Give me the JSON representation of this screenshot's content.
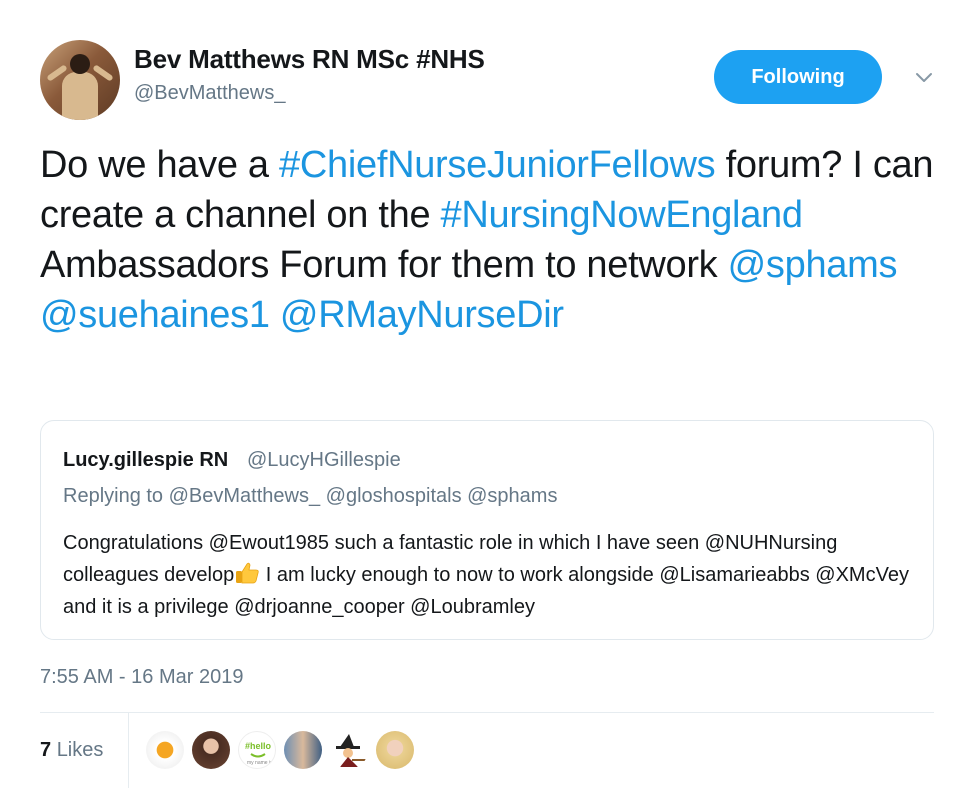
{
  "author": {
    "display_name": "Bev Matthews RN MSc #NHS",
    "handle": "@BevMatthews_"
  },
  "follow_button": "Following",
  "tweet": {
    "segments": [
      {
        "text": "Do we have a ",
        "type": "text"
      },
      {
        "text": "#ChiefNurseJuniorFellows",
        "type": "hashtag"
      },
      {
        "text": " forum? I can create a channel on the ",
        "type": "text"
      },
      {
        "text": "#NursingNowEngland",
        "type": "hashtag"
      },
      {
        "text": " Ambassadors Forum for them to network ",
        "type": "text"
      },
      {
        "text": "@sphams",
        "type": "mention"
      },
      {
        "text": " ",
        "type": "text"
      },
      {
        "text": "@suehaines1",
        "type": "mention"
      },
      {
        "text": " ",
        "type": "text"
      },
      {
        "text": "@RMayNurseDir",
        "type": "mention"
      }
    ]
  },
  "quoted_tweet": {
    "name": "Lucy.gillespie RN",
    "handle": "@LucyHGillespie",
    "replying_label": "Replying to @BevMatthews_ @gloshospitals @sphams",
    "text_before_emoji": "Congratulations @Ewout1985 such a fantastic role in which I have seen @NUHNursing colleagues develop",
    "emoji": "thumbs-up",
    "text_after_emoji": " I am lucky enough to now to work alongside @Lisamarieabbs @XMcVey and it is a privilege @drjoanne_cooper @Loubramley"
  },
  "timestamp": "7:55 AM - 16 Mar 2019",
  "likes": {
    "count": "7",
    "label": "Likes"
  },
  "colors": {
    "link": "#1b95e0",
    "button": "#1da1f2",
    "muted": "#657786"
  }
}
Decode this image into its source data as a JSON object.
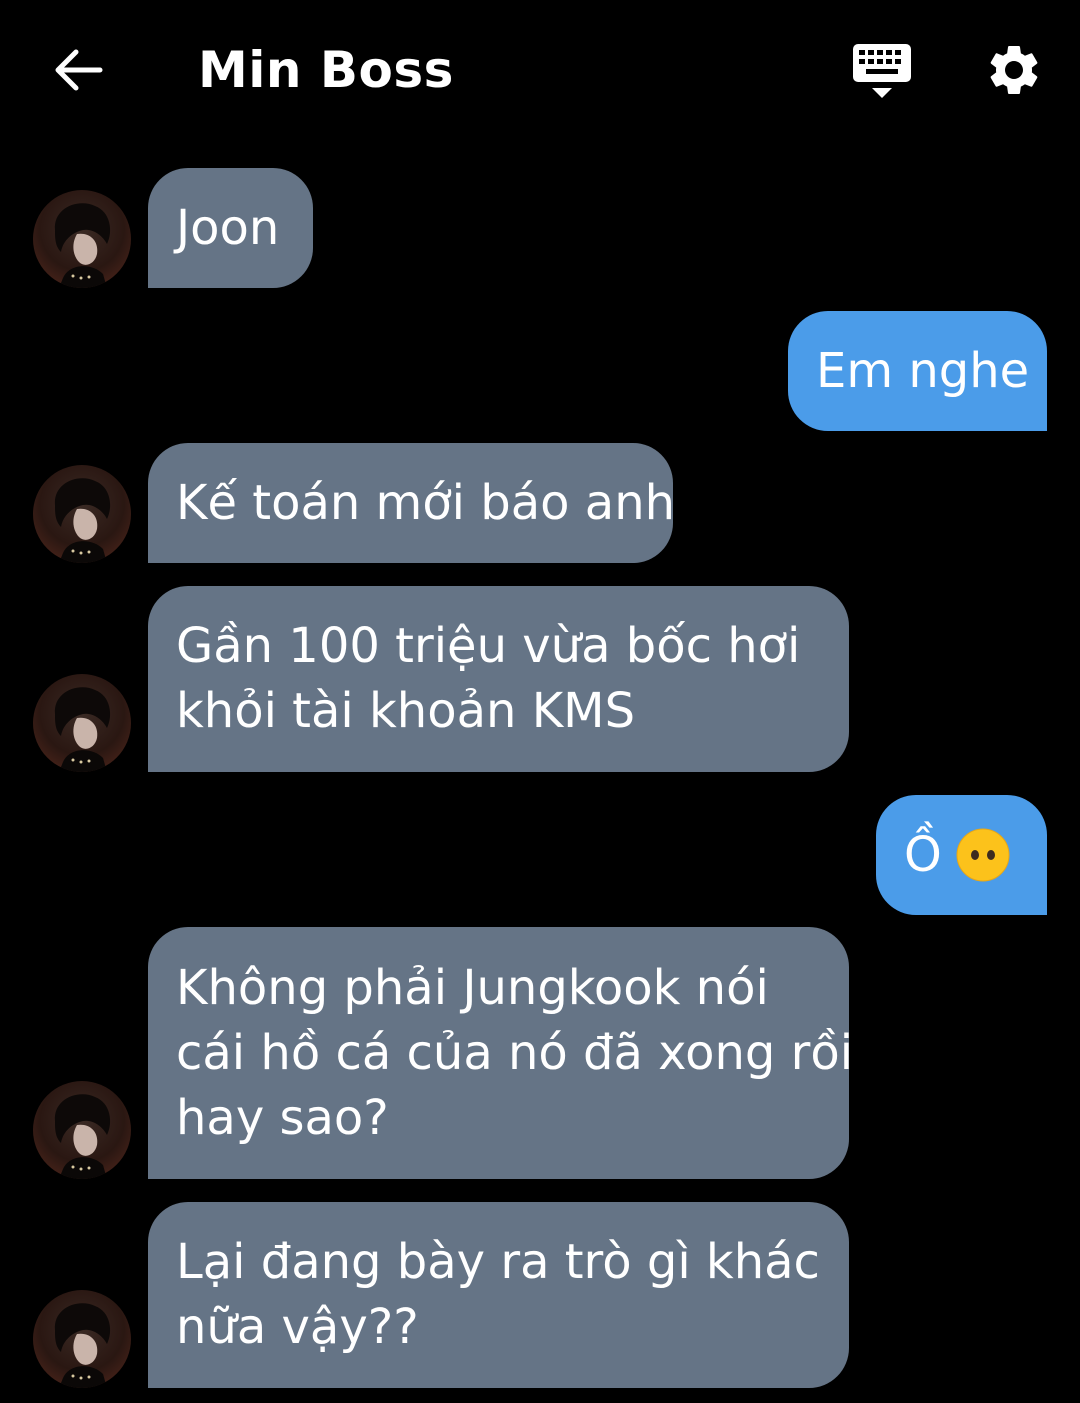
{
  "header": {
    "title": "Min Boss",
    "back_icon": "arrow-left-icon",
    "keyboard_icon": "keyboard-hide-icon",
    "settings_icon": "gear-icon"
  },
  "colors": {
    "background": "#000000",
    "incoming_bubble": "#657486",
    "outgoing_bubble": "#4b9ce9",
    "text": "#ffffff"
  },
  "messages": [
    {
      "side": "incoming",
      "text": "Joon"
    },
    {
      "side": "outgoing",
      "text": "Em nghe"
    },
    {
      "side": "incoming",
      "text": "Kế toán mới báo anh"
    },
    {
      "side": "incoming",
      "text": "Gần 100 triệu vừa bốc hơi\nkhỏi tài khoản KMS"
    },
    {
      "side": "outgoing",
      "text": "Ồ",
      "emoji": "no-mouth-face-emoji"
    },
    {
      "side": "incoming",
      "text": "Không phải Jungkook nói\ncái hồ cá của nó đã xong rồi\nhay sao?"
    },
    {
      "side": "incoming",
      "text": "Lại đang bày ra trò gì khác\nnữa vậy??"
    }
  ]
}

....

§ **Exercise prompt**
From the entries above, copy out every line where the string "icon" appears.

§ **Result**
    "back_icon": "arrow-left-icon",
    "keyboard_icon": "keyboard-hide-icon",
    "settings_icon": "gear-icon"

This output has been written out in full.